And yet, “Mike Wallace is Here,” a documentary about the legendary and influential television interviewer who defined a particular kind of broadcast journalism, feels different from other documentaries about such figures, because it features no contemporary talking head interviews. Wallace died in 2012 and there’s not more than a few seconds or so of this film, directed by Avi Belkin, in which Wallace is not seen or heard. The picture is true to its title.
The strategy of assembling a film portrait out of nothing but archival footage is not unprecedented (see Steven Soderbergh’s 2010 “And Everything Is Going Fine,” about Spalding Gray, for a particularly artful example) but the strategy has a special provocation here. Drawing from television interviews with Wallace himself and what must have been hundreds of hours of footage of Wallace interviewing others, not to mention copious clips showing Wallace’s “jack of all trades” work in ‘50s television, appearing as a pitchman, actor and more before landing on his vocation as a tough-as-nails interlocuter, the movie positions Wallace simultaneously as a creator of television and a creation of it. By keeping all the footage in a past in which Wallace was still working, it confronts both his legacy and, I suppose, his ghost.

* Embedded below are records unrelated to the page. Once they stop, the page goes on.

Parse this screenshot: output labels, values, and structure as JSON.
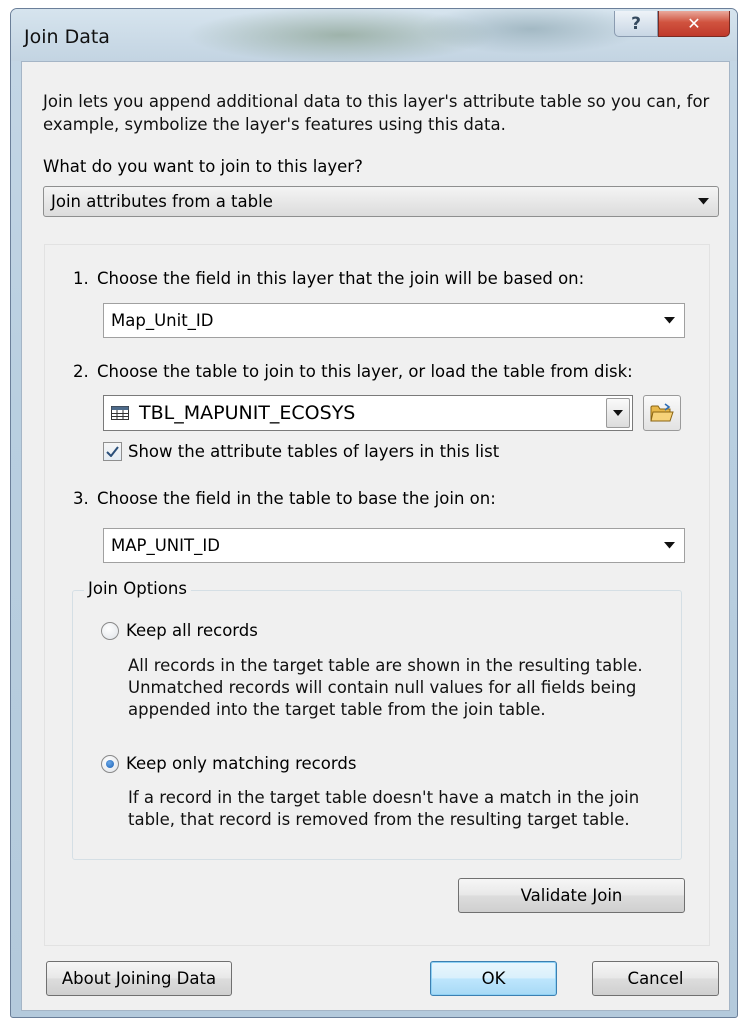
{
  "window": {
    "title": "Join Data",
    "help_glyph": "?",
    "close_glyph": "✕"
  },
  "intro": {
    "text": "Join lets you append additional data to this layer's attribute table so you can, for example, symbolize the layer's features using this data."
  },
  "join_type": {
    "question": "What do you want to join to this layer?",
    "selected": "Join attributes from a table"
  },
  "steps": {
    "step1": {
      "number": "1.",
      "label": "Choose the field in this layer that the join will be based on:",
      "selected": "Map_Unit_ID"
    },
    "step2": {
      "number": "2.",
      "label": "Choose the table to join to this layer, or load the table from disk:",
      "selected": "TBL_MAPUNIT_ECOSYS",
      "show_tables_label": "Show the attribute tables of layers in this list",
      "show_tables_checked": true
    },
    "step3": {
      "number": "3.",
      "label": "Choose the field in the table to base the join on:",
      "selected": "MAP_UNIT_ID"
    }
  },
  "join_options": {
    "legend": "Join Options",
    "keep_all": {
      "label": "Keep all records",
      "description": "All records in the target table are shown in the resulting table. Unmatched records will contain null values for all fields being appended into the target table from the join table.",
      "selected": false
    },
    "keep_matching": {
      "label": "Keep only matching records",
      "description": "If a record in the target table doesn't have a match in the join table, that record is removed from the resulting target table.",
      "selected": true
    }
  },
  "buttons": {
    "validate": "Validate Join",
    "about": "About Joining Data",
    "ok": "OK",
    "cancel": "Cancel"
  },
  "icons": {
    "table": "table-icon",
    "folder": "open-folder-icon",
    "dropdown": "chevron-down-icon",
    "checkmark": "checkmark-icon"
  },
  "colors": {
    "accent": "#3c7fb1",
    "close_red": "#c0392b",
    "radio_blue": "#1a5fb4"
  }
}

The movie opens with a clip from Wallace’s 2007 “60 Minutes” interview with Bill O’Reilly, then riding very high at Fox News. Wallace chastises O’Reilly for being, well, O’Reilly. O’Reilly, still a few years away from his ultimate disgrace, smugly responds that without Wallace, he would never be able to do the things that Wallace so clearly dislikes him for.

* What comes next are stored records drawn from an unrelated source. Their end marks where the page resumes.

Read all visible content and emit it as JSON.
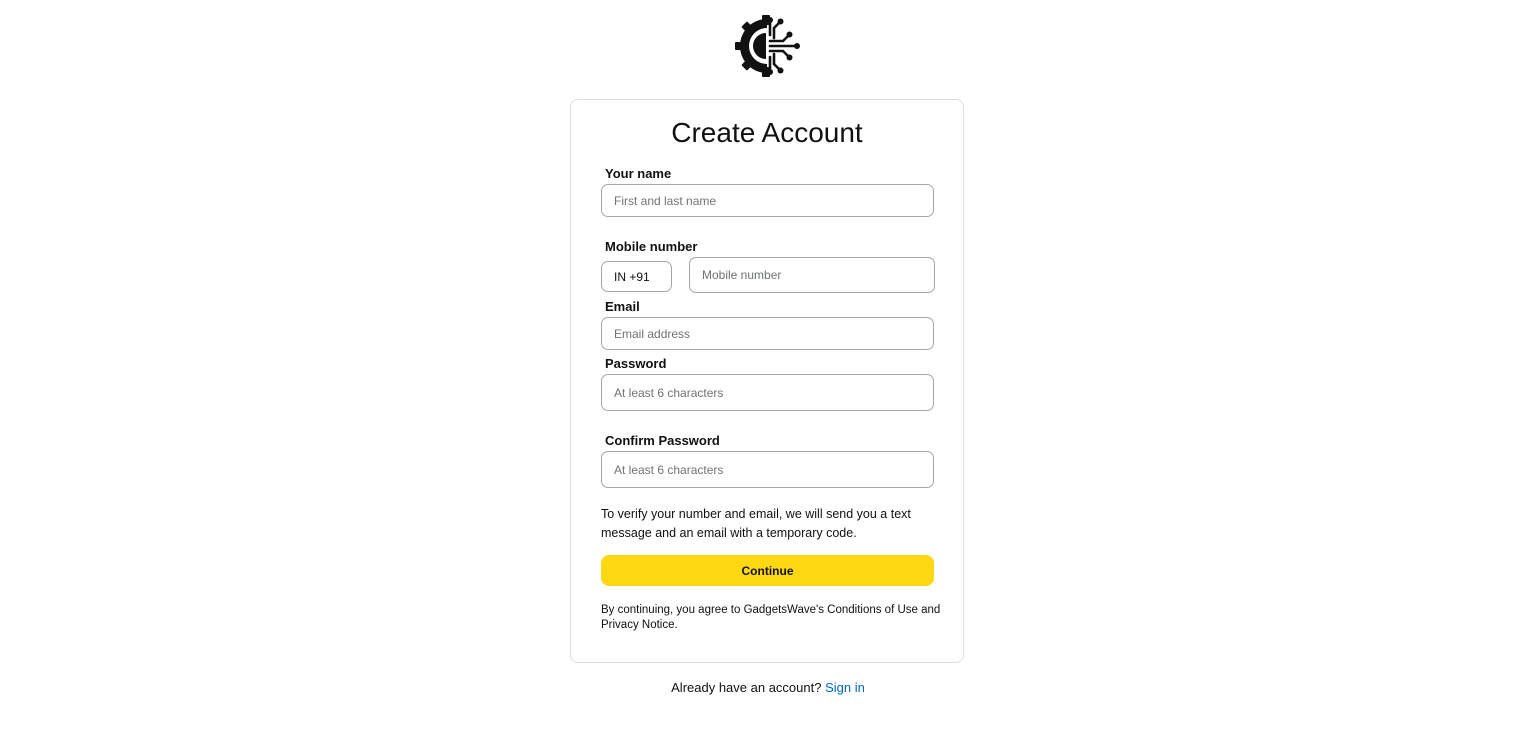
{
  "brand": {
    "logo_icon": "gear-circuit-logo-icon"
  },
  "form": {
    "title": "Create Account",
    "name": {
      "label": "Your name",
      "placeholder": "First and last name",
      "value": ""
    },
    "mobile": {
      "label": "Mobile number",
      "country_code": "IN +91",
      "placeholder": "Mobile number",
      "value": ""
    },
    "email": {
      "label": "Email",
      "placeholder": "Email address",
      "value": ""
    },
    "password": {
      "label": "Password",
      "placeholder": "At least 6 characters",
      "value": ""
    },
    "confirm_password": {
      "label": "Confirm Password",
      "placeholder": "At least 6 characters",
      "value": ""
    },
    "verify_text": "To verify your number and email, we will send you a text message and an email with a temporary code.",
    "continue_label": "Continue",
    "legal_text": "By continuing, you agree to GadgetsWave's Conditions of Use and Privacy Notice."
  },
  "footer": {
    "prompt": "Already have an account?",
    "signin_label": "Sign in"
  },
  "colors": {
    "accent_button": "#ffd814",
    "link": "#0066c0",
    "border": "#a6a6a6"
  }
}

O’Reilly has a point, this documentary argues. While it acknowledges the exceptional investigative journalism that Wallace did (on Watergate, military miscalculations in Vietnam, and the tobacco industry, to name but a few topics) and Wallace’s feisty, principled stances (the way he went to the wall when CBS tried to cave on the tobacco story, a tale told in fictionalized form in Michael Mann’s 1999 “The Insider”) concerning freedom of the press and corporate self-censorship, it also reckons with the sensationalistic appeal of his confrontational style. Said style tended to flatten everything to a form of media-is-the-message score-settling. It’s unsettling to watch Wallace really “stick it” to Bette Davis and Barbra Streisand and then engineer “event journalism” coups like an interview with the Ayatollah Khomeini of Iran, whose pronouncements in said interview arguably precipitated the assassination of Egypt’s Anwar Sadat.

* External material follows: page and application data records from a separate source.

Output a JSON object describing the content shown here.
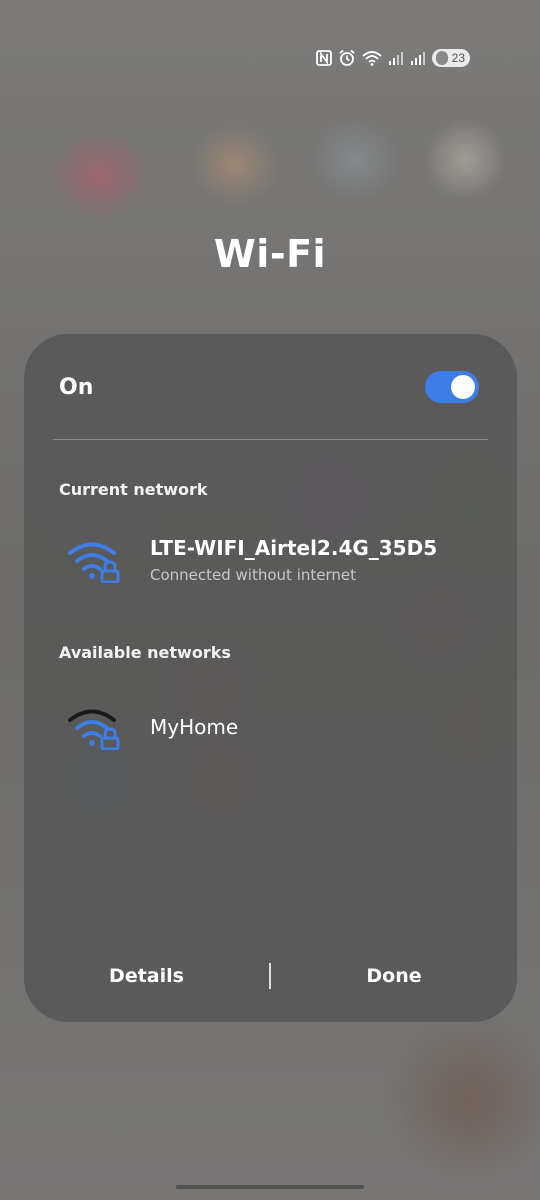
{
  "status_bar": {
    "icons": [
      "nfc-icon",
      "alarm-icon",
      "wifi-icon",
      "signal-icon",
      "signal-icon",
      "battery-icon"
    ],
    "battery_level": "23"
  },
  "title": "Wi-Fi",
  "toggle": {
    "label": "On",
    "state": "on",
    "accent_color": "#3d7de8"
  },
  "current_network": {
    "header": "Current network",
    "name": "LTE-WIFI_Airtel2.4G_35D5",
    "status": "Connected without internet",
    "icon": "wifi-lock-icon"
  },
  "available_networks": {
    "header": "Available networks",
    "items": [
      {
        "name": "MyHome",
        "icon": "wifi-lock-icon"
      }
    ]
  },
  "footer": {
    "details_label": "Details",
    "done_label": "Done"
  }
}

The documentary also enters Wallace’s personal realm. The loss of one of his sons in the early ‘60s constitutes a pretty awful story that also curiously reflects the perks of his profession at the time; on learning Peter Wallace was missing on a college trip to Greece, Mike hopped a plane from another far-flung locale where he was on assignment and, eventually, was able to discover his son’s body himself. The picture also recounts his workaholic tendencies, his regrets at being an absentee father, and ultimately, his sometimes crippling depression. Scenes from interviews done with him over a span of several years show him approaching the topic with an initial defensiveness. The more he opens up, the more upsetting the revelations become.
Belkin's film wraps with more O’Reilly smugness, by which time the message of the movie is clear: Mike Wallace’s presence was a blessing, but a mixed one.